WORK TO COMPLETE: Below are records. Find each line in them that holds the word "name" and copy it.

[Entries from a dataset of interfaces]
'''

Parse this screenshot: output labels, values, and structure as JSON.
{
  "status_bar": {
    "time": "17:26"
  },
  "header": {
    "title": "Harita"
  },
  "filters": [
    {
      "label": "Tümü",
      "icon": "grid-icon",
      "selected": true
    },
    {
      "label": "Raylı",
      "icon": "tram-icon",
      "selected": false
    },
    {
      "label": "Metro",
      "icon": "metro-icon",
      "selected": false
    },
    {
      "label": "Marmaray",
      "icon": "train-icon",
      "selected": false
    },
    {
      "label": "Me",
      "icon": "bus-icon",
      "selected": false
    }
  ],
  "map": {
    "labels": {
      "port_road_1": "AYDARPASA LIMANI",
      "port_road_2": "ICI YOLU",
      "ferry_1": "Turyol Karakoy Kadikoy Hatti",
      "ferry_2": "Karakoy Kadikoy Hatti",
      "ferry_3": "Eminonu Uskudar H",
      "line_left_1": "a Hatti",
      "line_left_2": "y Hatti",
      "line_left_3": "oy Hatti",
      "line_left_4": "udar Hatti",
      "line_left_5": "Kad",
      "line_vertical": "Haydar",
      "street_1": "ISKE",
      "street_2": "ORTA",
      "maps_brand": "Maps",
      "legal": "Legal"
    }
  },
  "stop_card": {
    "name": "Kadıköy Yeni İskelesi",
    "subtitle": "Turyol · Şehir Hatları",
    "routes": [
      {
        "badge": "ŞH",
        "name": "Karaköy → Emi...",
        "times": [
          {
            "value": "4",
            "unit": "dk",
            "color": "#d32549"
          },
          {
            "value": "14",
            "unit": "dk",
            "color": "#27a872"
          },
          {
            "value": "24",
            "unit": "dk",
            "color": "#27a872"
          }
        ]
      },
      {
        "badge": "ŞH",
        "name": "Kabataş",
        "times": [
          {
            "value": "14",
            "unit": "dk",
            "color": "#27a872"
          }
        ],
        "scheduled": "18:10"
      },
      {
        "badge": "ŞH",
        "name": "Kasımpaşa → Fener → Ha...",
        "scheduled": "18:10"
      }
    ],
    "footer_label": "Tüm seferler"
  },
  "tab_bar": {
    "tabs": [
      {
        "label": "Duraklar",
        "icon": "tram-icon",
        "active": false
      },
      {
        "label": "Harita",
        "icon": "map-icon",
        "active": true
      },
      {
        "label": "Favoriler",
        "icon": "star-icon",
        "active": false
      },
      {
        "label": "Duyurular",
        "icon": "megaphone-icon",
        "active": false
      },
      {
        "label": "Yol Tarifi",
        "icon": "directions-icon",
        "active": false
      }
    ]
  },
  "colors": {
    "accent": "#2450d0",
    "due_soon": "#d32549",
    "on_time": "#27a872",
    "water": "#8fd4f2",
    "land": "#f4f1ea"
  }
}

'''

THE COMPLETED TASK:
    "name": "Kadıköy Yeni İskelesi",
        "name": "Karaköy → Emi...",
        "name": "Kabataş",
        "name": "Kasımpaşa → Fener → Ha...",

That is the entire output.